Libertarians, in contrast, seek smaller government tout court. Toward the end of In Our Hands, Murray makes clear that his priority is not really to overcome the dysfunctions behind poverty. Rather, it is to restore the small-government society of the nineteenth century. Then there were no government social programs. The poor were taken care of by churches and other voluntary bodies. Murray, like some other interpreters of that era (Gertrude Himmelfarb, Marvin Olasky, Joel Schwartz), thinks that this system did more to overcome poverty than government does today. He thinks that, under his plan, voluntary effort would once again arise to minister to the poor, because government agencies would no longer do so. A much more individualist and dynamic society would emerge than exists today, where political scientists find that “social capital” is withering. It is an appealing vision, one that harks back to Murray's childhood in small-town Iowa. Unfortunately, today's long-term poor, who are mostly black and Hispanic, tend to have more-serious problems—especially family problems—than the largely white poor aided by Victorian charity. Murray, like other theorists of both the Left and the Right, tends to make what I call the competence assumption. He presumes that the individuals he seeks to help behave rationally enough to advance their own self-interest, if not society's. If they violate the collective good, that must be because it conflicts with their personal interest. Realign individual incentives so as to serve society, rationalists say, and all will be well. The middle class and business do indeed respond to such suasions. But alas, those at the bottom of society typically do not. They live largely outside the market—just as the Left once thought the whole of society should do.

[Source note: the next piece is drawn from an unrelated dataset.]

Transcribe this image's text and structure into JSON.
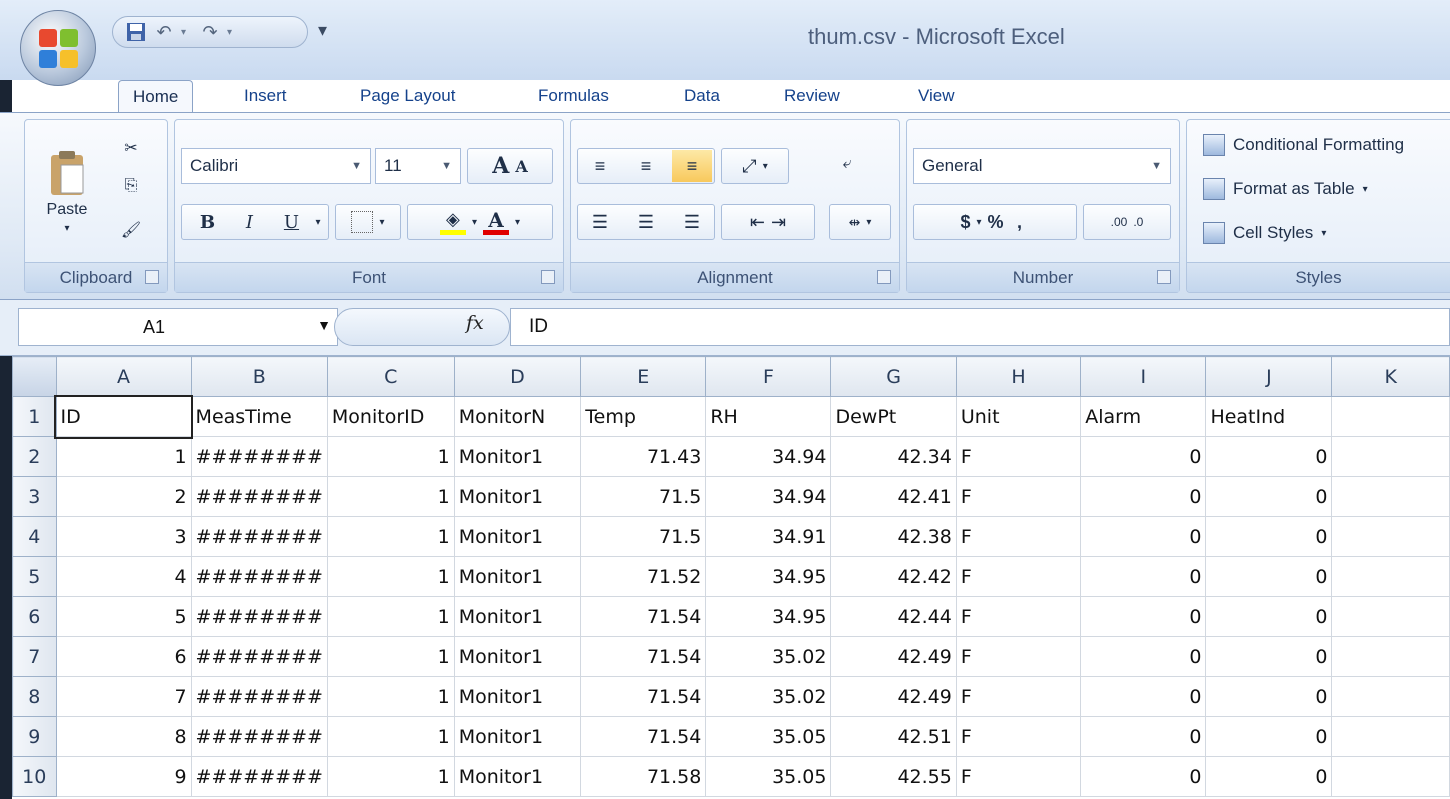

There is finally a conflict between Murray's libertarian instincts, first shown in Losing Ground, and his realization the Bell Curve. In Our Hands hat the poor cannot cope without aid, first expressed in Tshows both tendencies, and the tension between them is unresolved. On the one hand, the author recognizes that the less fortunate need help. But on the other hand, he would give that help in a form that finesses their most serious problems. For if the poor responded to guaranteed income in the sensible way he supposes, few of them would be poor for very long in the first place. Libertarians have long assumed competence, but the challenge is to create it.
Lawrence M. Mead is Professor of Politics at New York University. He is the coauthor, most recently, of Welfare Reform and Political Theory.